• **RECORDS TO USE**:
*** Block opens ***
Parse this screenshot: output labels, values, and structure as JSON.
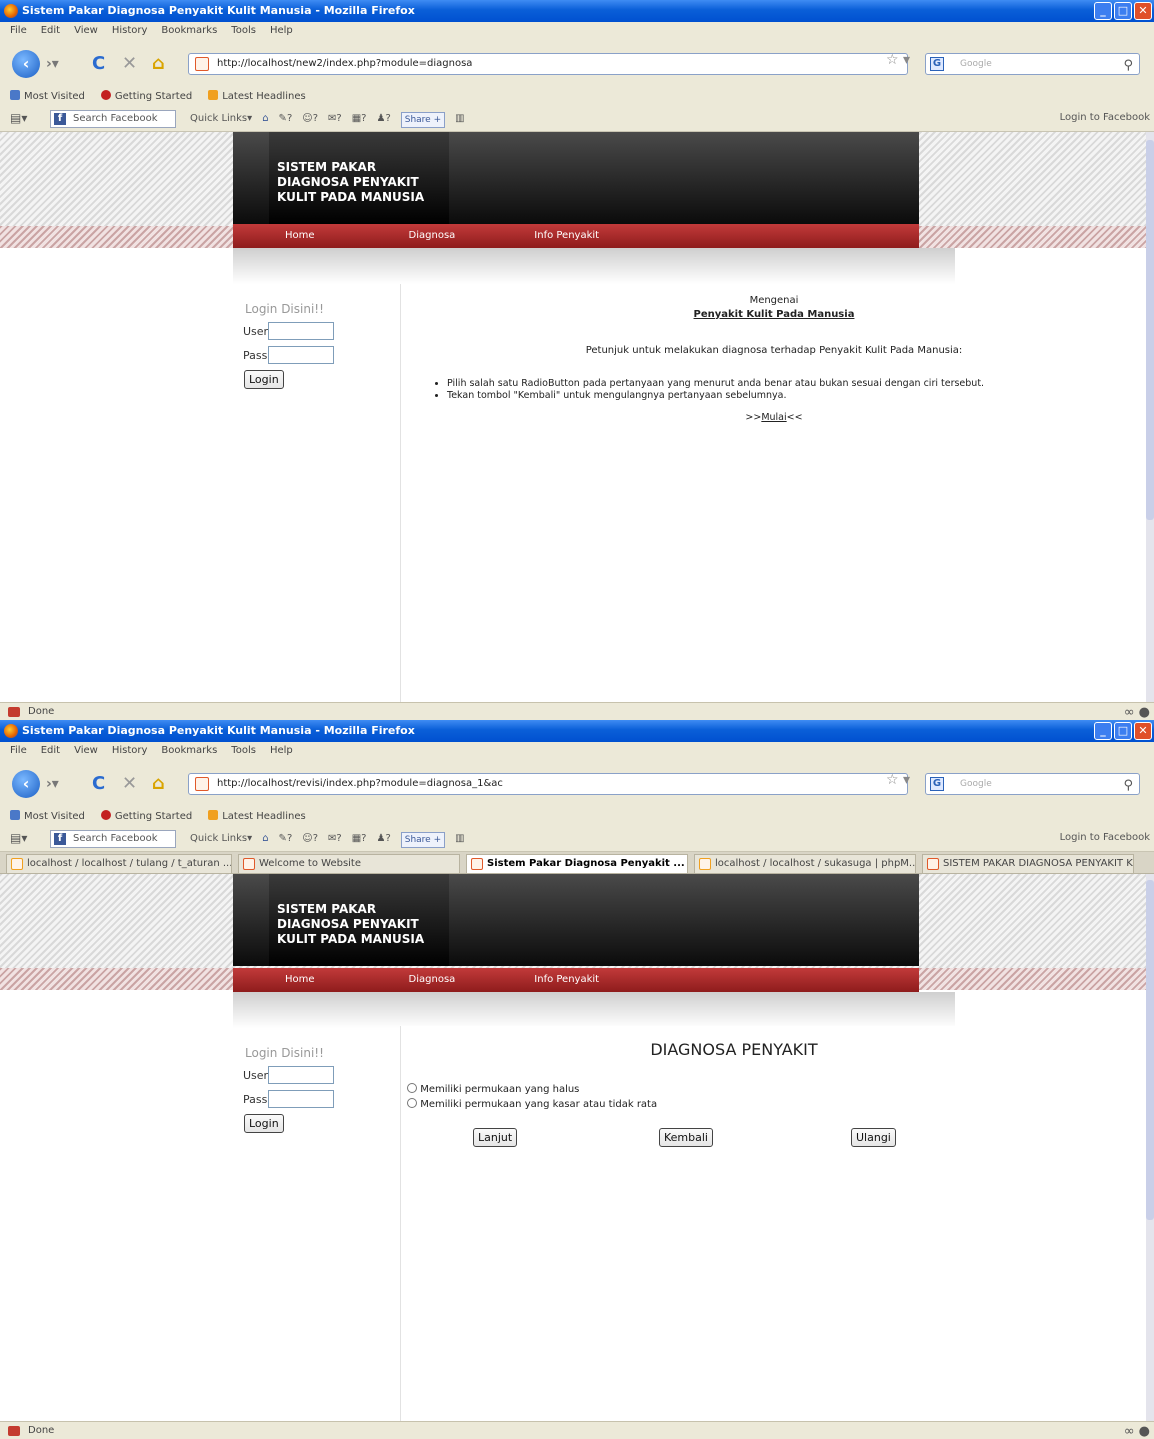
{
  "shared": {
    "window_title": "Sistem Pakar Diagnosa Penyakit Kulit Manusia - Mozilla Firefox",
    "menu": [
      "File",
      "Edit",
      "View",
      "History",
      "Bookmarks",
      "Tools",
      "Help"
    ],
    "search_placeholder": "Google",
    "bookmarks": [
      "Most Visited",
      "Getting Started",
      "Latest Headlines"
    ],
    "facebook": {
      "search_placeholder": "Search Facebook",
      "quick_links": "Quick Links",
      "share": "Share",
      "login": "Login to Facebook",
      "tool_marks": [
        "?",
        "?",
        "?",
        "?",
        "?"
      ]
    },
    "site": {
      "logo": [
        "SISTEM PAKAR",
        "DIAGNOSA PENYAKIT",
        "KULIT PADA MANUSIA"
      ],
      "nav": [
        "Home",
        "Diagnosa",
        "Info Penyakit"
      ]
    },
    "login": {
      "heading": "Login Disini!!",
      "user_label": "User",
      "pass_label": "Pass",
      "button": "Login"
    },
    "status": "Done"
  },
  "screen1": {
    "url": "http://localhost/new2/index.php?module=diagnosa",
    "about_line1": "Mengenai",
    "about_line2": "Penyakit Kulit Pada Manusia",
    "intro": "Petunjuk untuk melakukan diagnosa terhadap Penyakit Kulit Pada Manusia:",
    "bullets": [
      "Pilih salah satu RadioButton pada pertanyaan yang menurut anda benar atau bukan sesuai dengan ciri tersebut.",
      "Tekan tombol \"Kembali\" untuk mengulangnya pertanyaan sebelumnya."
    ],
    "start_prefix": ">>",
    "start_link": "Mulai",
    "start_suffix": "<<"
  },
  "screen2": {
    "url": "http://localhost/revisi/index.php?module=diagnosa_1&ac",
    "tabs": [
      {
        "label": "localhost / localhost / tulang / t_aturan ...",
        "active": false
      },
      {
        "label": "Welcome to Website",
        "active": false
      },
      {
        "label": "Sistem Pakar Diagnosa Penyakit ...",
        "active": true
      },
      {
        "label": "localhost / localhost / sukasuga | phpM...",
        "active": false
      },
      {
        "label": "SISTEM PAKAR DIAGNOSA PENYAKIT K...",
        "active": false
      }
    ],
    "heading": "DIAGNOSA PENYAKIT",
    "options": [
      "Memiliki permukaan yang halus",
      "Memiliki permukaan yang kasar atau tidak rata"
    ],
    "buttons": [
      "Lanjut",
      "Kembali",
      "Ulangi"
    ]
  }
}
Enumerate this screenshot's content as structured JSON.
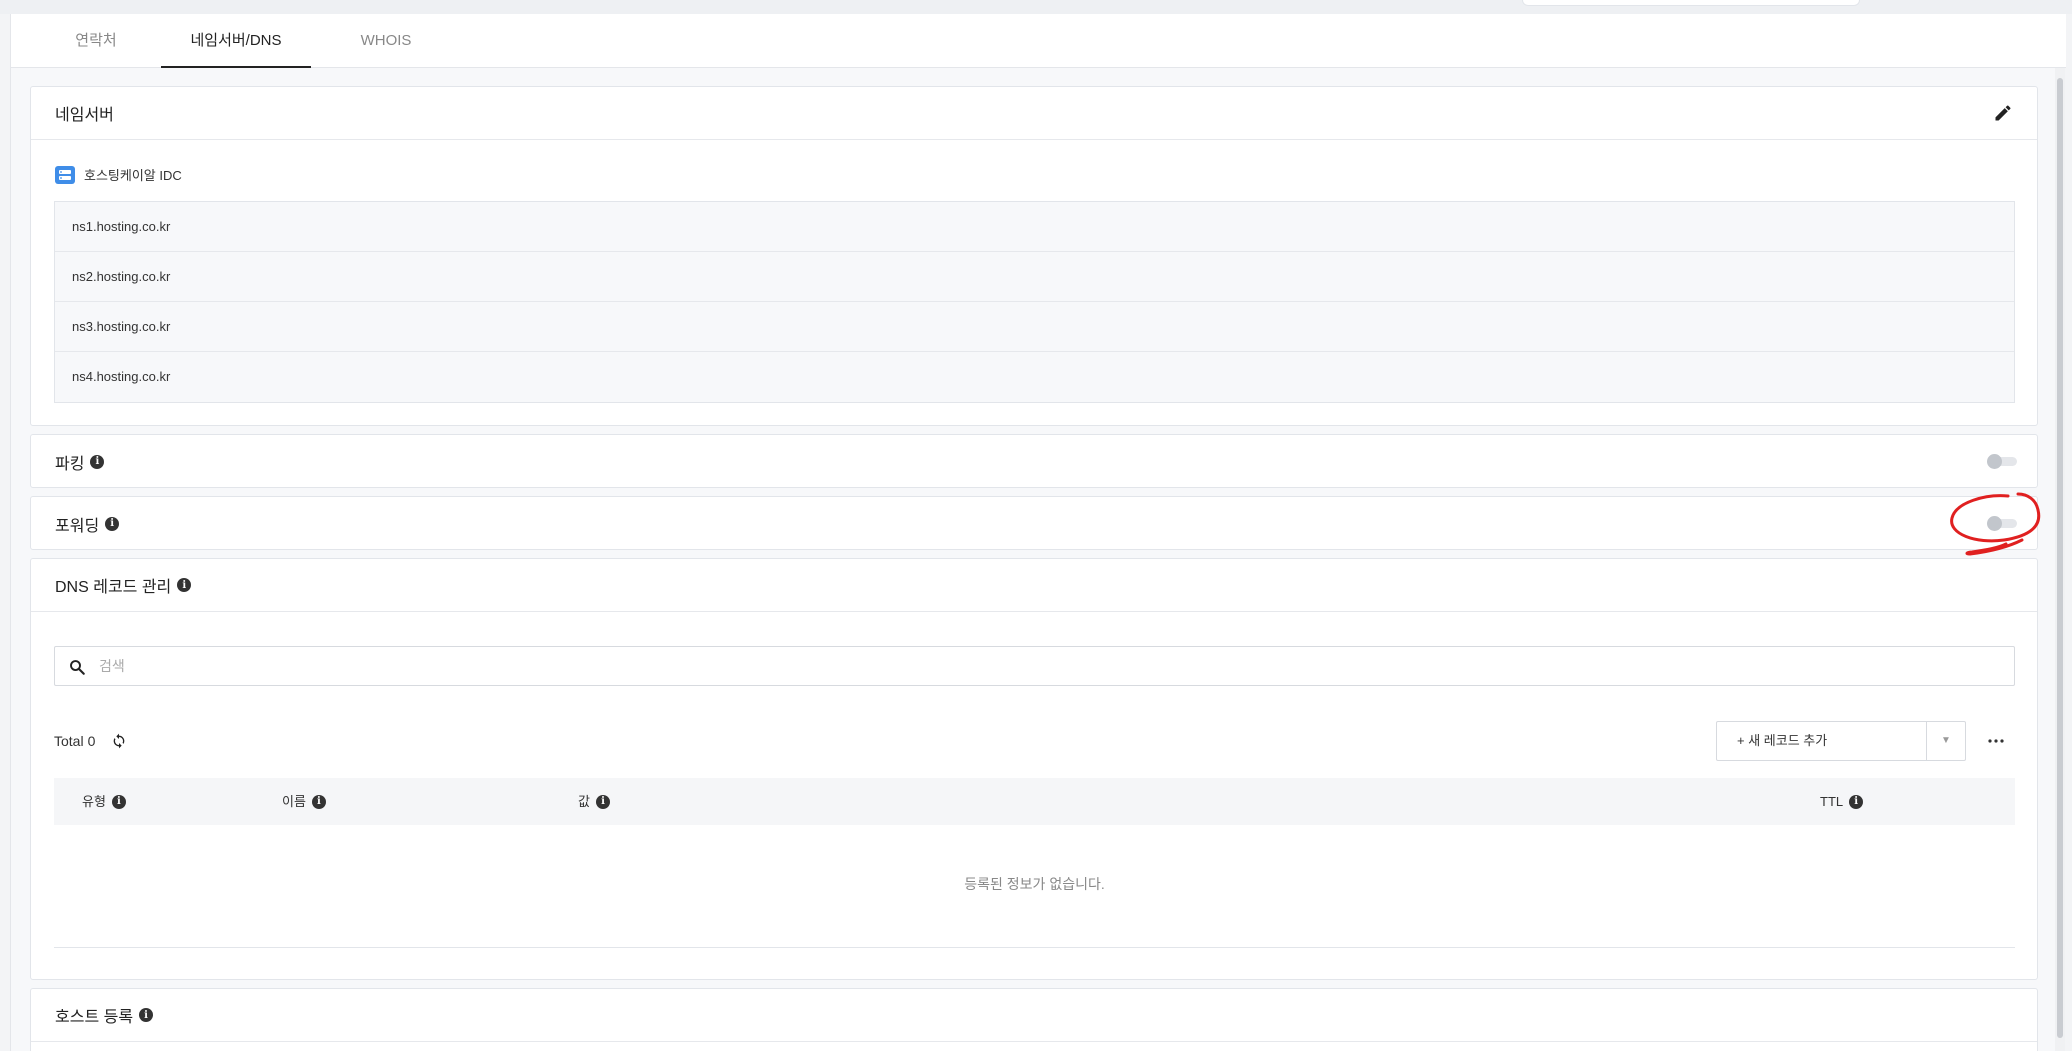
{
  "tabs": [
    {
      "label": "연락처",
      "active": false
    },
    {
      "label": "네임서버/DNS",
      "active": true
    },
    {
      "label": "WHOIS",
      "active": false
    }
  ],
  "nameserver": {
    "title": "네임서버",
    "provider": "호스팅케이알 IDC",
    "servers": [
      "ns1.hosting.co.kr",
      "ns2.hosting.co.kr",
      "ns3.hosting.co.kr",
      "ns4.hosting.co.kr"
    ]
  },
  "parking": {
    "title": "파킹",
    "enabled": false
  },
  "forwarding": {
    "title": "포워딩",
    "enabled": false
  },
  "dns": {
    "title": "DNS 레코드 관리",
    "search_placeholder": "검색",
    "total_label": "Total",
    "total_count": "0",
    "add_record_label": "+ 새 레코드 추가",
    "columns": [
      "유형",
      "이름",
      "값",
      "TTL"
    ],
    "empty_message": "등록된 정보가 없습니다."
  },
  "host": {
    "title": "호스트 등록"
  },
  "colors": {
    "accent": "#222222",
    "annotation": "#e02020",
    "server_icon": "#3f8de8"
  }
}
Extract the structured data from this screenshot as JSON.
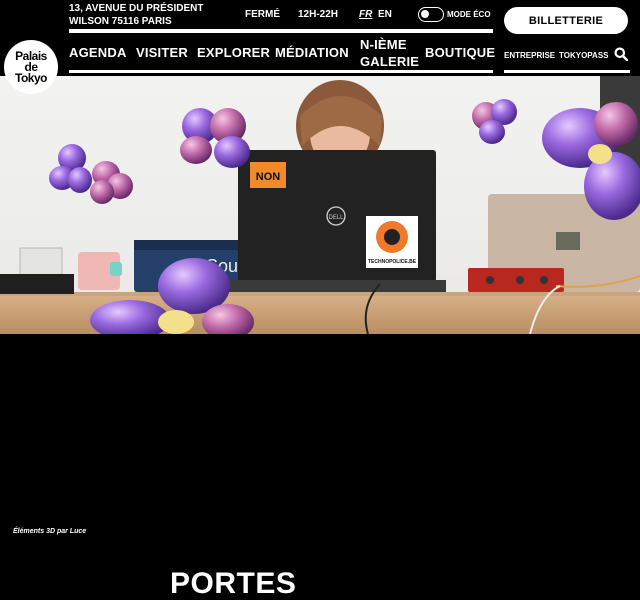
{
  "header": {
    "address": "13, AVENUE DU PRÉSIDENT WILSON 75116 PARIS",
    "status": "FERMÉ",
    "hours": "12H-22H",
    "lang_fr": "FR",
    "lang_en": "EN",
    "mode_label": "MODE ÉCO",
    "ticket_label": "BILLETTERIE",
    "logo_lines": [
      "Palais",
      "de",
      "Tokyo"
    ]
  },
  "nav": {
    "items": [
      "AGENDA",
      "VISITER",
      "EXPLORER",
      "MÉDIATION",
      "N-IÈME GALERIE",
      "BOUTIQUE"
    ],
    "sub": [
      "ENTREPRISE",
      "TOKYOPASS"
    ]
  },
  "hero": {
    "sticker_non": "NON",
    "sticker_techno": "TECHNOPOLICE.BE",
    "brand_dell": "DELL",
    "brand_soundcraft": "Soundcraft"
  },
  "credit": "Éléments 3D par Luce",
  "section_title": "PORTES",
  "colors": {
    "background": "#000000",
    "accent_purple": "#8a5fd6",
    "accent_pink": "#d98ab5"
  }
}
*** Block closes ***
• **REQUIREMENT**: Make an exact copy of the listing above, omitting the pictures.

• **RESULT BELOW**:
Parse this screenshot: output labels, values, and structure as JSON.
{
  "shared": {
    "window_title": "Sistem Pakar Diagnosa Penyakit Kulit Manusia - Mozilla Firefox",
    "menu": [
      "File",
      "Edit",
      "View",
      "History",
      "Bookmarks",
      "Tools",
      "Help"
    ],
    "search_placeholder": "Google",
    "bookmarks": [
      "Most Visited",
      "Getting Started",
      "Latest Headlines"
    ],
    "facebook": {
      "search_placeholder": "Search Facebook",
      "quick_links": "Quick Links",
      "share": "Share",
      "login": "Login to Facebook",
      "tool_marks": [
        "?",
        "?",
        "?",
        "?",
        "?"
      ]
    },
    "site": {
      "logo": [
        "SISTEM PAKAR",
        "DIAGNOSA PENYAKIT",
        "KULIT PADA MANUSIA"
      ],
      "nav": [
        "Home",
        "Diagnosa",
        "Info Penyakit"
      ]
    },
    "login": {
      "heading": "Login Disini!!",
      "user_label": "User",
      "pass_label": "Pass",
      "button": "Login"
    },
    "status": "Done"
  },
  "screen1": {
    "url": "http://localhost/new2/index.php?module=diagnosa",
    "about_line1": "Mengenai",
    "about_line2": "Penyakit Kulit Pada Manusia",
    "intro": "Petunjuk untuk melakukan diagnosa terhadap Penyakit Kulit Pada Manusia:",
    "bullets": [
      "Pilih salah satu RadioButton pada pertanyaan yang menurut anda benar atau bukan sesuai dengan ciri tersebut.",
      "Tekan tombol \"Kembali\" untuk mengulangnya pertanyaan sebelumnya."
    ],
    "start_prefix": ">>",
    "start_link": "Mulai",
    "start_suffix": "<<"
  },
  "screen2": {
    "url": "http://localhost/revisi/index.php?module=diagnosa_1&ac",
    "tabs": [
      {
        "label": "localhost / localhost / tulang / t_aturan ...",
        "active": false
      },
      {
        "label": "Welcome to Website",
        "active": false
      },
      {
        "label": "Sistem Pakar Diagnosa Penyakit ...",
        "active": true
      },
      {
        "label": "localhost / localhost / sukasuga | phpM...",
        "active": false
      },
      {
        "label": "SISTEM PAKAR DIAGNOSA PENYAKIT K...",
        "active": false
      }
    ],
    "heading": "DIAGNOSA PENYAKIT",
    "options": [
      "Memiliki permukaan yang halus",
      "Memiliki permukaan yang kasar atau tidak rata"
    ],
    "buttons": [
      "Lanjut",
      "Kembali",
      "Ulangi"
    ]
  }
}
Enumerate this screenshot's content as structured JSON.
{
  "tabs": [
    {
      "label": "연락처",
      "active": false
    },
    {
      "label": "네임서버/DNS",
      "active": true
    },
    {
      "label": "WHOIS",
      "active": false
    }
  ],
  "nameserver": {
    "title": "네임서버",
    "provider": "호스팅케이알 IDC",
    "servers": [
      "ns1.hosting.co.kr",
      "ns2.hosting.co.kr",
      "ns3.hosting.co.kr",
      "ns4.hosting.co.kr"
    ]
  },
  "parking": {
    "title": "파킹",
    "enabled": false
  },
  "forwarding": {
    "title": "포워딩",
    "enabled": false
  },
  "dns": {
    "title": "DNS 레코드 관리",
    "search_placeholder": "검색",
    "total_label": "Total",
    "total_count": "0",
    "add_record_label": "+ 새 레코드 추가",
    "columns": [
      "유형",
      "이름",
      "값",
      "TTL"
    ],
    "empty_message": "등록된 정보가 없습니다."
  },
  "host": {
    "title": "호스트 등록"
  },
  "colors": {
    "accent": "#222222",
    "annotation": "#e02020",
    "server_icon": "#3f8de8"
  }
}
Extract the structured data from this screenshot as JSON.
{
  "header": {
    "address": "13, AVENUE DU PRÉSIDENT WILSON 75116 PARIS",
    "status": "FERMÉ",
    "hours": "12H-22H",
    "lang_fr": "FR",
    "lang_en": "EN",
    "mode_label": "MODE ÉCO",
    "ticket_label": "BILLETTERIE",
    "logo_lines": [
      "Palais",
      "de",
      "Tokyo"
    ]
  },
  "nav": {
    "items": [
      "AGENDA",
      "VISITER",
      "EXPLORER",
      "MÉDIATION",
      "N-IÈME GALERIE",
      "BOUTIQUE"
    ],
    "sub": [
      "ENTREPRISE",
      "TOKYOPASS"
    ]
  },
  "hero": {
    "sticker_non": "NON",
    "sticker_techno": "TECHNOPOLICE.BE",
    "brand_dell": "DELL",
    "brand_soundcraft": "Soundcraft"
  },
  "credit": "Éléments 3D par Luce",
  "section_title": "PORTES",
  "colors": {
    "background": "#000000",
    "accent_purple": "#8a5fd6",
    "accent_pink": "#d98ab5"
  }
}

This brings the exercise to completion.